RECORDS PROVIDED:
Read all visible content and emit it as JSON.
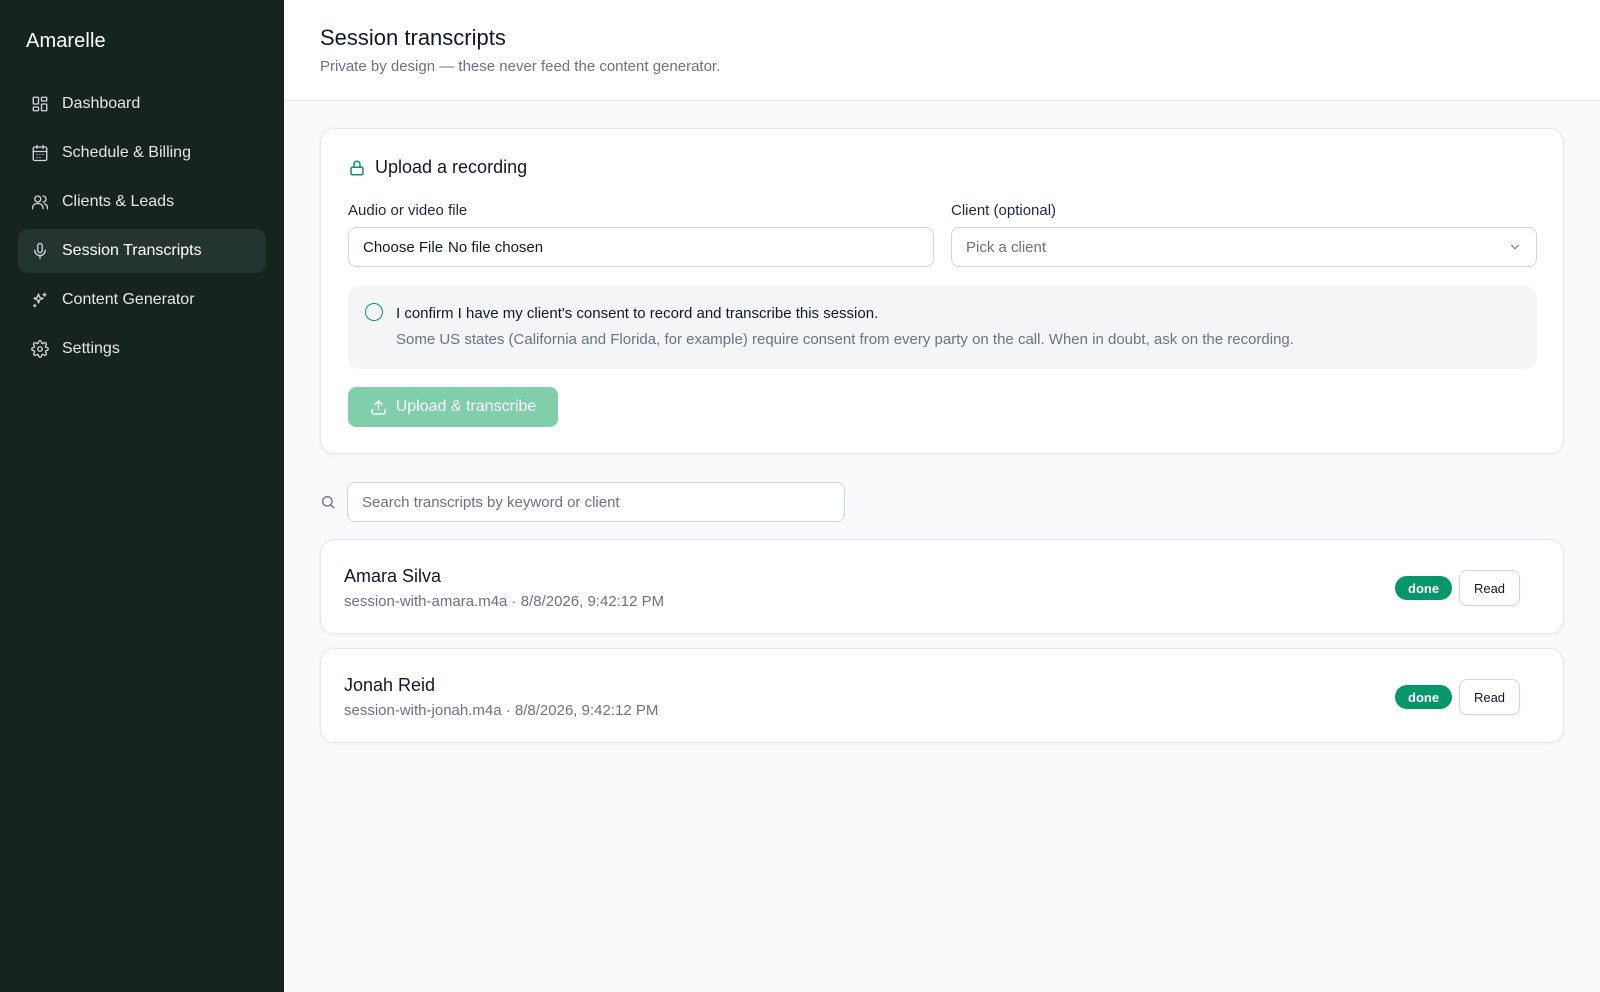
{
  "app": {
    "brand": "Amarelle"
  },
  "sidebar": {
    "items": [
      {
        "label": "Dashboard",
        "icon": "dashboard-icon"
      },
      {
        "label": "Schedule & Billing",
        "icon": "calendar-icon"
      },
      {
        "label": "Clients & Leads",
        "icon": "users-icon"
      },
      {
        "label": "Session Transcripts",
        "icon": "mic-icon",
        "active": true
      },
      {
        "label": "Content Generator",
        "icon": "sparkles-icon"
      },
      {
        "label": "Settings",
        "icon": "gear-icon"
      }
    ]
  },
  "header": {
    "title": "Session transcripts",
    "subtitle": "Private by design — these never feed the content generator."
  },
  "upload": {
    "title": "Upload a recording",
    "file_label": "Audio or video file",
    "file_button": "Choose File",
    "file_status": "No file chosen",
    "client_label": "Client (optional)",
    "client_placeholder": "Pick a client",
    "consent_text": "I confirm I have my client's consent to record and transcribe this session.",
    "consent_note": "Some US states (California and Florida, for example) require consent from every party on the call. When in doubt, ask on the recording.",
    "button_label": "Upload & transcribe"
  },
  "search": {
    "placeholder": "Search transcripts by keyword or client"
  },
  "transcripts": [
    {
      "name": "Amara Silva",
      "meta": "session-with-amara.m4a · 8/8/2026, 9:42:12 PM",
      "status": "done",
      "action": "Read"
    },
    {
      "name": "Jonah Reid",
      "meta": "session-with-jonah.m4a · 8/8/2026, 9:42:12 PM",
      "status": "done",
      "action": "Read"
    }
  ],
  "colors": {
    "sidebar_bg": "#16231f",
    "accent": "#059669",
    "button_disabled": "#7fd0aa"
  }
}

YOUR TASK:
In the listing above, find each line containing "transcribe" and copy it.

RESPONSE TO THIS TASK:
    "consent_text": "I confirm I have my client's consent to record and transcribe this session.",
    "button_label": "Upload & transcribe"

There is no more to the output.